Workforce

Lawmakers want automated tax-compliance check

tax form and keyboard

Two leading lawmakers want a progress report on efforts to automate how security clearance applicants are vetted for federal tax debt.

Reps. Jason Chaffetz (R-Utah) and Elijah Cummings (D-Md.), chairman and ranking member of the House Oversight and Government Reform Committee, respectively, sent a letter to IRS Commissioner John Koskinen on Aug. 25 asking him about the status of creating an automated federal tax-compliance check system.

"Security clearance adjudication guidelines state that a clearance applicant's finances, including debts, are a potential vulnerability that must be weighed in the broader determination on whether to grant a clearance," the letter states.

A 2014 Government Accountability Office audit reported that 83,000 Defense Department employees and contractors who qualified for clearances had a combined $730 million in tax debt. And one-fourth of those with tax debt were determined to be eligible for top-secret clearances.

Confidentiality laws prevent the IRS from relaying federal tax debt information to security clearance investigators without each applicant's consent.

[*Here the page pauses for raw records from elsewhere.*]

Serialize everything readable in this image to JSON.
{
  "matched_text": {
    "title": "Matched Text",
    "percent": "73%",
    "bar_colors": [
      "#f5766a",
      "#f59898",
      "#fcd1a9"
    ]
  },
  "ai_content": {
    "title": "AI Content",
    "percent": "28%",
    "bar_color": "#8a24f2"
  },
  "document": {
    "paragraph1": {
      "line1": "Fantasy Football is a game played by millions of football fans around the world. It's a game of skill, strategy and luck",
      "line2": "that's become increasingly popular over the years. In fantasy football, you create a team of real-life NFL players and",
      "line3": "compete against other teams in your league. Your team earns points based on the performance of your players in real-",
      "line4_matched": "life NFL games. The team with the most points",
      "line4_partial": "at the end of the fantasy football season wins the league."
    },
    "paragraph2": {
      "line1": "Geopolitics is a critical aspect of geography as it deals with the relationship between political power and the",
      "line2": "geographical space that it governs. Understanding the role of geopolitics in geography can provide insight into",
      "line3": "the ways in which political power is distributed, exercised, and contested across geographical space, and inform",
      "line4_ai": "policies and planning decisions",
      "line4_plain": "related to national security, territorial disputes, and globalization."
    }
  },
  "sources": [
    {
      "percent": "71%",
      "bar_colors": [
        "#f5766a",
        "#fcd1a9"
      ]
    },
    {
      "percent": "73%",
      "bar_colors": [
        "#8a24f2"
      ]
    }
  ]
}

Because the process of obtaining consent from every security applicant is untenable, in 2012 the Office of the Director of National Intelligence formed a working group that partnered with other agencies to explore the viability of creating an automated system for checking federal tax compliance. The group said its goal was to develop such a system by 2017.

In the letter, the committee's leaders ask Koskinen about the progress made to date on implementing such a system, when the system might be operational and the IRS' opinion on the legality of divulging tax debt information to other agencies for security clearance investigations.

The letter requests responses by Sept. 8.

About the Author

Chase Gunter is a staff writer covering civilian agencies, workforce issues, health IT, open data and innovation.

Prior to joining FCW, Gunter reported for the C-Ville Weekly in Charlottesville, Va., and served as a college sports beat writer for the South Boston (Va.) News and Record. He started at FCW as an editorial fellow before joining the team full-time as a reporter.

Gunter is a graduate of the University of Virginia, where his emphases were English, history and media studies.

Click here for previous articles by Gunter, or connect with him on Twitter: @WChaseGunter

Featured

  • FCW PERSPECTIVES
    sensor network (agsandrew/Shutterstock.com)

    Are agencies really ready for EIS?

    The telecom contract has the potential to reinvent IT infrastructure, but finding the bandwidth to take full advantage could prove difficult.

  • People
    Dave Powner, GAO

    Dave Powner audits the state of federal IT

    The GAO director of information technology issues is leaving government after 16 years. On his way out the door, Dave Powner details how far govtech has come in the past two decades and flags the most critical issues he sees facing federal IT leaders.

  • FCW Illustration.  Original Images: Shutterstock, Airbnb

    Should federal contracting be more like Airbnb?

    Steve Kelman believes a lighter touch and a bit more trust could transform today's compliance culture.

Stay Connected

FCW Update

Sign up for our newsletter.

I agree to this site's Privacy Policy.